The McIlree Family

Go to content

Leslie McIlree

McIlrees at War

This is an extract taken from the Mid-Ulster Mail Saturday April 17 1971:

"Mr Leslie McILREE of Maloon, Cookstown, who died on Friday last served in the Army in both World Wars. He was aged 86.

A native of Kingsmills, Coagh. Mr McIlree joined the Royal Inniskilling Fusiliers during the 1914-18 War (The First World War). He served in Palestine and various parts of the Middle East, being a Machine Gunner at the landing of the Dardanelles. In World War II, Mr McIlree was in the front line of battle at Dunkirk. Involved in a dug-out fray on the retreat to Dunkirk, he was severely wounded by shrapnel, which resulted in a leg injury and slight deafness in one ear.

Mr McIlree was one of eight brothers who served in the First World War and his parents were honoured by a letter of commendation from the then King.

Mr Mcilree worked for a number of years in Orritor Quarry. Later he was employed at Dunman Milk Depot from which he retired at the age of 65.

A keen follower of the Big Drum, he attended drumming matches as far afield as Moy and Balleymena.

Mr McIlree and his wife Lizzie celebrated their 60th Wedding Anniversary in October last. They were well known in the area and Mr McIlree's passing is deeply regretted by a large circle of friends.

In addition to his widow Mr McIlree is survived by two sons John and Sandy, a daughter Mrs R.J. Rankin (nee Crooks), a brother David and a sister Mrs Mary Curry."

Recollections and Stories from members of the family:
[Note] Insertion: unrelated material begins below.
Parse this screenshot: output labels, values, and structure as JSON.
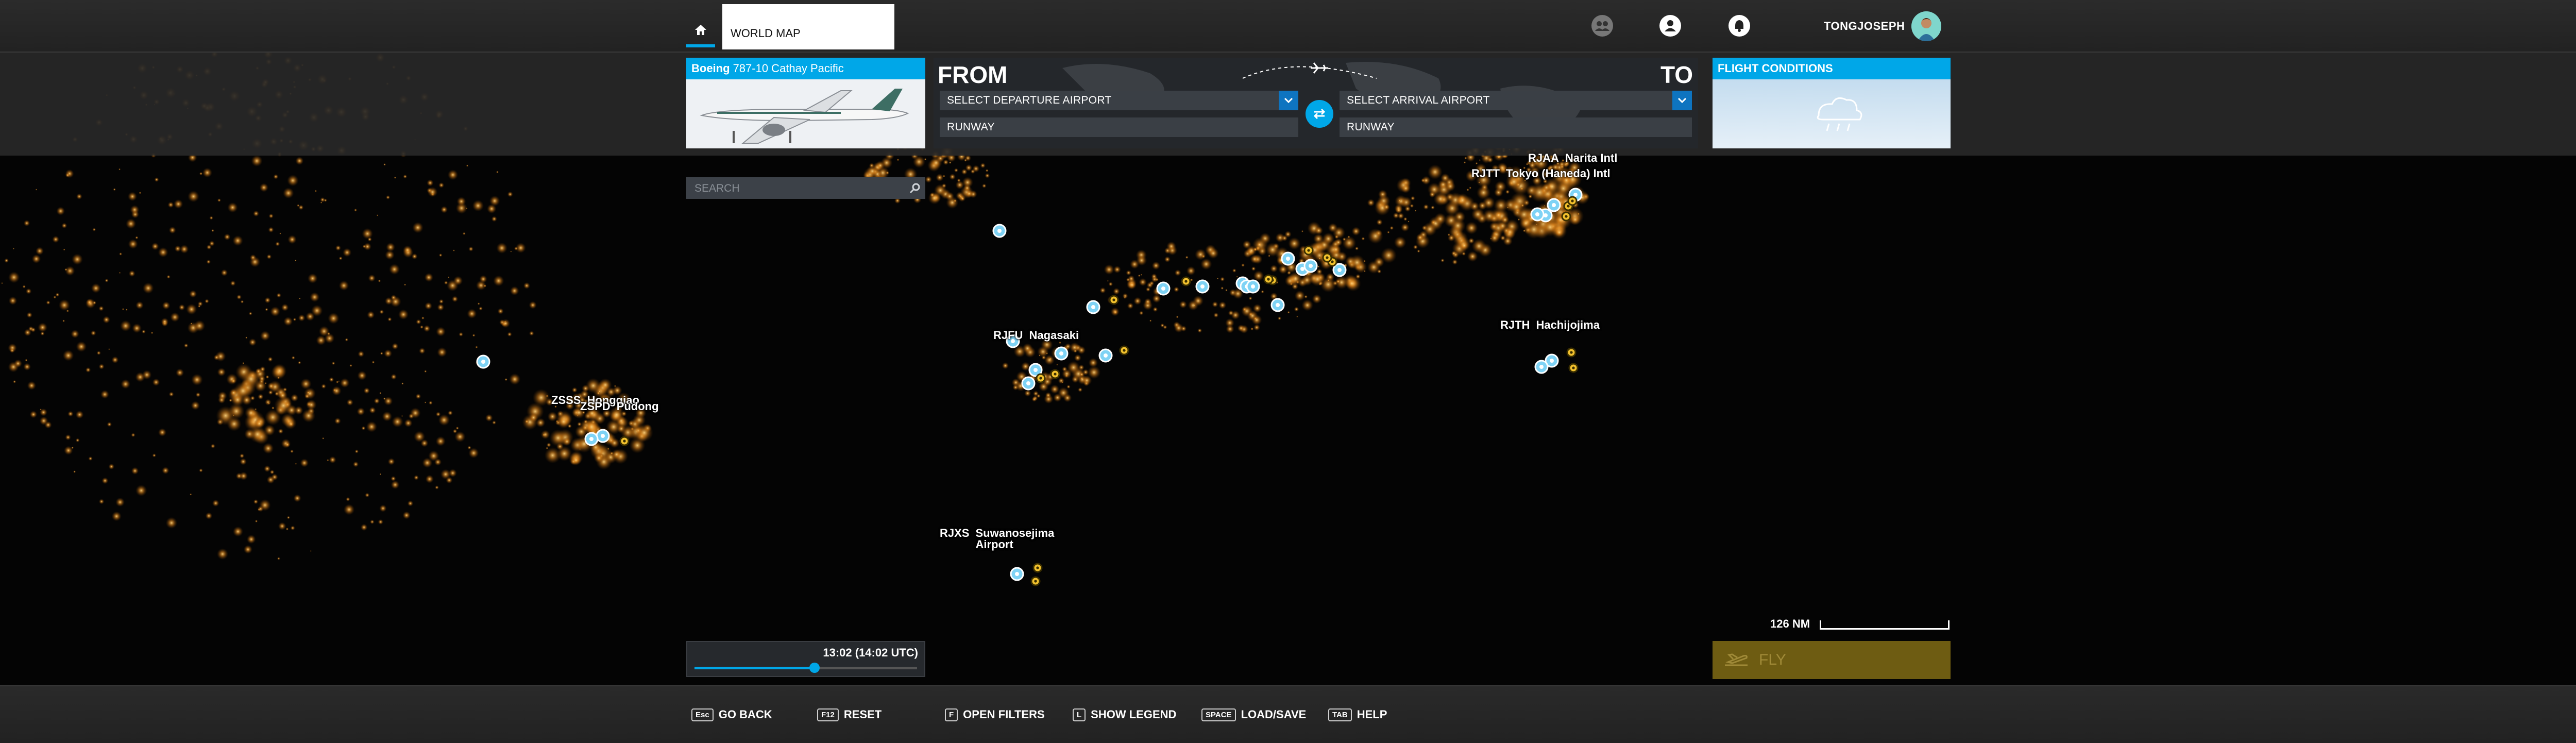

At the age of 53, Leslie was actually too old to enlist for World War II. By that time he had white hair and was showing his age. My father tells me that to pass muster as a younger man he used black boot polish on his hair and was successfully recruited. My Father also tells the tale of an old white haired veteran playing traditional Irish songs on his harmonica to keep up the spirits of young frightened soldiers as they lay waiting for recovery on the beaches of Dunkirk.
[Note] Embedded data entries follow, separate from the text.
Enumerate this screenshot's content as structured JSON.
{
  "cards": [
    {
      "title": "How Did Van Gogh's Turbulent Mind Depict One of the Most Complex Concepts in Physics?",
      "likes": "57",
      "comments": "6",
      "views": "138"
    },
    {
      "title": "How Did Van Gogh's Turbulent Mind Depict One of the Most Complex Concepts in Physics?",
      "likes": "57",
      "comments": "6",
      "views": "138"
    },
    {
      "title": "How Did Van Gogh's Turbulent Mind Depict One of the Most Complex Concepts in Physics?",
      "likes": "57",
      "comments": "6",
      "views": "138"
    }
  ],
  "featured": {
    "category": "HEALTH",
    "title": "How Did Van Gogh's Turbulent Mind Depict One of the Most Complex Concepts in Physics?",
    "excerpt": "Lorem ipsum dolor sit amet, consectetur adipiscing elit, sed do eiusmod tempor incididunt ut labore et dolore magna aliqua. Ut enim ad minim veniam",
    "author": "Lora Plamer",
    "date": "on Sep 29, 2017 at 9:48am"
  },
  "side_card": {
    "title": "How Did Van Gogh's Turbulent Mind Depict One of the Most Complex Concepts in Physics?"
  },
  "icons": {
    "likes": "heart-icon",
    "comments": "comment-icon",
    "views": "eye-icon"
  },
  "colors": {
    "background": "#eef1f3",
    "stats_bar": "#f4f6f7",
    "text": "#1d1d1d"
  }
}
The picture on the left is me with Grandfather Leslie and I am pretending to smoke one of his pipes.

My Second Cousin, Nancy Patten describes visiting my Grandfather Leslie when she was 16 and describes the occasion as:

"I was 16 and I spent the afternoon by the fire at his feet listening to all his stories about his youth and his family. He is still one of the most handsome men I have every seen. He had snow white hair, rosy cheeks and beautiful blues eyes and he was so straight and tall. (I saved a match stick that he threw into the grate). I also remember a charcoal drawing on the wall of a man and a woman from about the 1830's-40's by the clothing they wore. I wonder if they were Andrew and Jane or some of Lizzie's people."
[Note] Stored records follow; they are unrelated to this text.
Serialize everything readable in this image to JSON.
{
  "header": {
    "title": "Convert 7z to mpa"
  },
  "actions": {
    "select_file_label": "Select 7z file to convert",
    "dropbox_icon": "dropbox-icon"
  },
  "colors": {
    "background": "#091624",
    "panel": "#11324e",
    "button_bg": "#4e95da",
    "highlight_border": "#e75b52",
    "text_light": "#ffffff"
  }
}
I personally remember my Grandfather walking every evening from the Maloon Cottages to the little bridge a hundred yards down the road and sitting smoking his pipe come wind or come rain. I remember staying at 4 Maloon Cottages as a boy and falling into the sewage ditch under the apple tree. I remember washing outside in the freezing cold using an old hand pump to pump water into a basin. I remember some unbelievable 'Ulster Fries' cooked on an old black range in the kitchen (consisting of home made Soda Farls, Potato Bread, Freshly gathered eggs and great welts of bacon).

I remember talking to my Grandmother (Lizzie) about the old days when Leslie used to breed Ponies and would walk to Belfast to sell and buy new stock (only a mere 50 miles or so).

In all this it would be a shame to forget my Grannie Lizzie McIlree who was a complete and utter character in her own right. Even in her 70's she used to walk the couple of miles up the hill to Cookstown to have a gossip and glass of sherry with the local Hairdresser Minnie Baxter and then back home again. No Bus, No Taxi in those days. My fondest memory of her and Leslie was over the old fashioned Wireless that they used to have in the cottage. Lizzie used to turn it on to listen to the dance music and Leslie would turn if off because he thought it of no importance. He would only allow it to be turned on for the BBC World Service News. However, anytime he went for a walk to the bridge or outside to smoke his pipe on would go the wireless and Lizzie would be jigging round the room.

What a couple.....What a partnership...and what memories.

Home Page | Family Tree | Family History | Famous McIlrees | McIlrees at War | Photographs | Sporting McIlrees' | Research Links | Military Books | Site Map

Web Pages produced by John L McIlree ...................Last Modified - 08 January 2008 |

Back to content | Back to main menu